#### Records provided:
......
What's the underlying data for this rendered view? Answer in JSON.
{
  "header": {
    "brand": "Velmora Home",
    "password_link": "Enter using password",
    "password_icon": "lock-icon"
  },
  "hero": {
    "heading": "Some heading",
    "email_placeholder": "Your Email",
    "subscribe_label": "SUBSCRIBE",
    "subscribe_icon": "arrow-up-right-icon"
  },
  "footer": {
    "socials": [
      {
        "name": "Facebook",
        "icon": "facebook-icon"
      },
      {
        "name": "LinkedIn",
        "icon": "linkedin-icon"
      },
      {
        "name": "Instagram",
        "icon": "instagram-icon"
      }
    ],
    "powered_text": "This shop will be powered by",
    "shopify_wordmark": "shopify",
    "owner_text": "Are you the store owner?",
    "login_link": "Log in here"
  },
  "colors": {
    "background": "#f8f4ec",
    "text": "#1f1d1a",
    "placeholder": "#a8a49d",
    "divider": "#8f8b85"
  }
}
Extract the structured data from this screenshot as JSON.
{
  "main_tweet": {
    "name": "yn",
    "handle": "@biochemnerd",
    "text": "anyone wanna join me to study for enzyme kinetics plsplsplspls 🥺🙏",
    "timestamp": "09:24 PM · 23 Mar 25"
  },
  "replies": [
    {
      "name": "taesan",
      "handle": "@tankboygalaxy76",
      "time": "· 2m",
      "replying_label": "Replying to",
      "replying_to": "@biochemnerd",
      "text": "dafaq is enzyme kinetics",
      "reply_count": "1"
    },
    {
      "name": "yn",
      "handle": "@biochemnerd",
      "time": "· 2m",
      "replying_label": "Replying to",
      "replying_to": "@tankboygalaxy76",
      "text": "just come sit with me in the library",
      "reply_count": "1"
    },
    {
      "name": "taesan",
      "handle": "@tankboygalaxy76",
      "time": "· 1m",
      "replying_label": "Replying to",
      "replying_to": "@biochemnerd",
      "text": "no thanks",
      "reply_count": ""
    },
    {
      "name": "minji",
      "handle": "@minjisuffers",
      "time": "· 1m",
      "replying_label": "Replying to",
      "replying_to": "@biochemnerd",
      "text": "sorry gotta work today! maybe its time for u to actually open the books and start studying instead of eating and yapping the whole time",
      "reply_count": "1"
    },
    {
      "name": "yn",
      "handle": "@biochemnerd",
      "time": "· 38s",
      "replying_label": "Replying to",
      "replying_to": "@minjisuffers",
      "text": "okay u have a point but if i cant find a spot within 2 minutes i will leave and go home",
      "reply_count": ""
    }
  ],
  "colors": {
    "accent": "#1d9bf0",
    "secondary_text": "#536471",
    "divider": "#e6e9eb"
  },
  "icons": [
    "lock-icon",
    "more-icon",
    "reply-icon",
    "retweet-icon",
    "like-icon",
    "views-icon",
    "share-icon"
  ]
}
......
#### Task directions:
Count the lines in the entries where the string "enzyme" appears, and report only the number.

#### Your solution:
2